Economic Recovery Should Help Workers

McDonald’s has said that its franchisees are independent owner-operators who set their own policies. The restaurant leader has also said that it respects employees’ right to choose whether they want to unionize and that it offers “competitive pay based on the local marketplace and job level.”The business press — and the major stock averages — suggest that an economic recovery is well under way. That may be so, but it would be hard to convince most ordinary Americans. Though unemployment has declined, much of the gains derive from workers departing the labor market, thus not adding statistically to the unemployment rate. At the current pace it still seems unlikely that prosperity will trickle down to the working class and the poor. Just how far down the social ladder renewed prosperity will penetrate is likely to depend on two struggles, one public and the other carried on within one of our most insulated institutions, the Federal Reserve. In both cases, advocates of status quo draw on tired Economics 101 arguments.The most public struggle is the growing push by fast food workers for a wage boost to $15 per hour. McDonalds responds that it “offers competitive pay based on the local marketplace and job level. References to competition and the marketplace call to mind images of a local farmers’ market, with many farmers selling similar, well-known local crops. Ads, if present at all, take the form of a list of raw produce or baked goods and their prices. McDonald’s is one of the largest national corporations, biggest ad spenders, and largest employers-especially in many inner cities. The only perfect competition in the fast food industry is among the numerous workers competing for a relatively small number of jobs in a high unemployment environment. McDonald’s wage offer is hardly determined by some impersonal market. Within limits it can set the bounds of the market. The argument that setting a higher minimum wage for labor would force immediate unemployment is disingenuous. In addition, labor markets differ from other markets in one other way.

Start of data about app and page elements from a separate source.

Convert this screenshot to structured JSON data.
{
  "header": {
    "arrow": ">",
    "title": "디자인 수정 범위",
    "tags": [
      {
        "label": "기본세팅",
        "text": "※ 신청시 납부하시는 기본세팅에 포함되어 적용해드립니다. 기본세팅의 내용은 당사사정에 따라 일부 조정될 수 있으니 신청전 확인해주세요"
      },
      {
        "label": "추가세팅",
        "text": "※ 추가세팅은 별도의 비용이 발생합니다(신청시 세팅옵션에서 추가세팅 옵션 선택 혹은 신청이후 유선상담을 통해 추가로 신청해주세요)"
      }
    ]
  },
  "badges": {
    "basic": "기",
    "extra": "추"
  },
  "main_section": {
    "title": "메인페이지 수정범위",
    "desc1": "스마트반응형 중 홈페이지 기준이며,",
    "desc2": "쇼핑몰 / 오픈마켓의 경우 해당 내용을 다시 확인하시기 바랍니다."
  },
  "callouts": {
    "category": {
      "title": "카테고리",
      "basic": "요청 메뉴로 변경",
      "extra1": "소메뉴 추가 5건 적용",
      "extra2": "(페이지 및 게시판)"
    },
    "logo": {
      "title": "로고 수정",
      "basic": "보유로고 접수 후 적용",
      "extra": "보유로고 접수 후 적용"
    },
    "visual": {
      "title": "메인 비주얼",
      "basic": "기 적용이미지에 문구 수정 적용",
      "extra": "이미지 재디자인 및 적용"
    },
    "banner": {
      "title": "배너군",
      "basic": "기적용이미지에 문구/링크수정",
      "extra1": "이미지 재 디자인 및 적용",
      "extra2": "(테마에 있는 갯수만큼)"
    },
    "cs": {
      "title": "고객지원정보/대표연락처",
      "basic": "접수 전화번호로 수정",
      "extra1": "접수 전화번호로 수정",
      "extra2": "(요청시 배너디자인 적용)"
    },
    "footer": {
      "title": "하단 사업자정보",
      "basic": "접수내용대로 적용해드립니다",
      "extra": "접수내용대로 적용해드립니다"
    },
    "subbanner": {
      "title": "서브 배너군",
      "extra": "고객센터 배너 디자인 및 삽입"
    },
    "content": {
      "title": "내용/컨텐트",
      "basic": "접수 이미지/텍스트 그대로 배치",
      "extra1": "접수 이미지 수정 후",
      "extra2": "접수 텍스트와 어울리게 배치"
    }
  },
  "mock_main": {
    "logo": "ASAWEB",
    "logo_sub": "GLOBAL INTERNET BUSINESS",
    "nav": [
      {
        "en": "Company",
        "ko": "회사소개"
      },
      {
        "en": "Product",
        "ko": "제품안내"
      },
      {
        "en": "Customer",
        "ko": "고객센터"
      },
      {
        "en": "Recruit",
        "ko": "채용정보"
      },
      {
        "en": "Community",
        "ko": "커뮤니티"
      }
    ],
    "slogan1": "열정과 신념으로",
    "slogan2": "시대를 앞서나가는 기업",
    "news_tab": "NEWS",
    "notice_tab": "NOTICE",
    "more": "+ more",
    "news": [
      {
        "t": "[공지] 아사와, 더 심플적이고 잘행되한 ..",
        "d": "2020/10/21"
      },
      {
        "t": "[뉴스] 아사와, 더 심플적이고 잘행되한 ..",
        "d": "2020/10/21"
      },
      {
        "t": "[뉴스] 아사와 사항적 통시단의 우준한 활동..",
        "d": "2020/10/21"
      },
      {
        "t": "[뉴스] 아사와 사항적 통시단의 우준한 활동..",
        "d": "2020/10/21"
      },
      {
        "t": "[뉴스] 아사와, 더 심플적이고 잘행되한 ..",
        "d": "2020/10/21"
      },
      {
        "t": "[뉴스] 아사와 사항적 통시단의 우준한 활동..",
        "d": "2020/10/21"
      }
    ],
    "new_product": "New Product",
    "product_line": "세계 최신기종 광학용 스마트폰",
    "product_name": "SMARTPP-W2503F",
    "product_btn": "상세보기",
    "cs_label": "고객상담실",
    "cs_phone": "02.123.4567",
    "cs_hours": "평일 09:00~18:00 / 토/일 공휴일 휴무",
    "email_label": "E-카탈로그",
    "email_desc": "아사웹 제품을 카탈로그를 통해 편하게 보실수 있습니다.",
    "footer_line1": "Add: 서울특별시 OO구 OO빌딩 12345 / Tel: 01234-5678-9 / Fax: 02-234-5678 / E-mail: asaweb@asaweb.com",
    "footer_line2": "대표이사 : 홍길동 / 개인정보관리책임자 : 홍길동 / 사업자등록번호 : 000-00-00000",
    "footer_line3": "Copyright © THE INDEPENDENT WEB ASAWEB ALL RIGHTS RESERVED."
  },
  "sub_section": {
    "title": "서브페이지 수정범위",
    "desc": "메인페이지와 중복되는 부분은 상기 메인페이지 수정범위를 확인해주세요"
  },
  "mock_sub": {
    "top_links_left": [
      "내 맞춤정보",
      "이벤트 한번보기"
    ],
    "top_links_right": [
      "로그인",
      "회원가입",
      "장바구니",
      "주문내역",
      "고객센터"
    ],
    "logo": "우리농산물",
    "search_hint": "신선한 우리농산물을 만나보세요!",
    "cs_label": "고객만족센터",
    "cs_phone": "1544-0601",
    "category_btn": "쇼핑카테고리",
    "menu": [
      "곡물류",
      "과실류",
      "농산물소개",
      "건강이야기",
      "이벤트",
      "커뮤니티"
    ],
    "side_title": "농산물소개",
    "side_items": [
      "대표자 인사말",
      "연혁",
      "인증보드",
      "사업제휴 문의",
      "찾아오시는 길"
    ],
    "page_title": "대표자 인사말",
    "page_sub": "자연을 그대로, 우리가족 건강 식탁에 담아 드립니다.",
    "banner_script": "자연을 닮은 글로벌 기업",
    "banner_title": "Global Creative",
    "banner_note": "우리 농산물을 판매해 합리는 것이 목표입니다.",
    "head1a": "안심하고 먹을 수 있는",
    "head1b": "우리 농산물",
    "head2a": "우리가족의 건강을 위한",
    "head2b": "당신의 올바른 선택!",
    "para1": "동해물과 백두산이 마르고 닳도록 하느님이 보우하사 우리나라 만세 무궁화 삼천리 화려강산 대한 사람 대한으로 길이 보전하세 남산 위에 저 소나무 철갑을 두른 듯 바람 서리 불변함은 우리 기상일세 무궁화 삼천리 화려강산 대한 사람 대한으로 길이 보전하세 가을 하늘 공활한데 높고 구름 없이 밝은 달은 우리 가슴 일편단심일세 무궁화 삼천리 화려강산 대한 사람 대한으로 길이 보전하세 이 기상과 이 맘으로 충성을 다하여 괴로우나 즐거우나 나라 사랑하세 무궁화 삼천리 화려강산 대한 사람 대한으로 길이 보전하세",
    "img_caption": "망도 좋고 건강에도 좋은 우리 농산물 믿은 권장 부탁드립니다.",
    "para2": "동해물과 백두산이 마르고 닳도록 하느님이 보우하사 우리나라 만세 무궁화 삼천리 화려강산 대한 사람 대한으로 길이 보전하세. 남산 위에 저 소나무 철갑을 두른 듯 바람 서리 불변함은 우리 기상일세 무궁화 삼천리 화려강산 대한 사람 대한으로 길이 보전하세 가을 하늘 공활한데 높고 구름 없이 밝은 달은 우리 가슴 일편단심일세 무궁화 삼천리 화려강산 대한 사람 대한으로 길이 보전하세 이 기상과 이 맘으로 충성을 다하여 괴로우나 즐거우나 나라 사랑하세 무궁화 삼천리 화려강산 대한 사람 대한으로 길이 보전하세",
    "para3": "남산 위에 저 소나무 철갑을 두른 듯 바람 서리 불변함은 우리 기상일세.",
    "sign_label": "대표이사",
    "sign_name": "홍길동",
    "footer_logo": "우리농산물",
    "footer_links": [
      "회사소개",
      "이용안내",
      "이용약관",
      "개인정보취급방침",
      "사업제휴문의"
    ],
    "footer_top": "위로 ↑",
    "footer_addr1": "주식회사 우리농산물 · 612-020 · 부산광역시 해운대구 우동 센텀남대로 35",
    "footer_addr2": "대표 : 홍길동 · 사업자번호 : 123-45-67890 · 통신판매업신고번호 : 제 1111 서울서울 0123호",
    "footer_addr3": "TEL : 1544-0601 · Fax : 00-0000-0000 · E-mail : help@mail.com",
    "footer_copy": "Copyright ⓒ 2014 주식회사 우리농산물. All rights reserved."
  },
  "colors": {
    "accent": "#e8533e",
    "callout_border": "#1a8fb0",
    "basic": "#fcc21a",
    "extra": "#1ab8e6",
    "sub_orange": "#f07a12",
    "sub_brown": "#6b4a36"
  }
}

Labor is a cost of production, but it is also a source of demand. Better pay for its workers might add to cost, but also puts more money in the hands of potential Big Mac consumers.Read More.Source: Progressive Populist/John Buell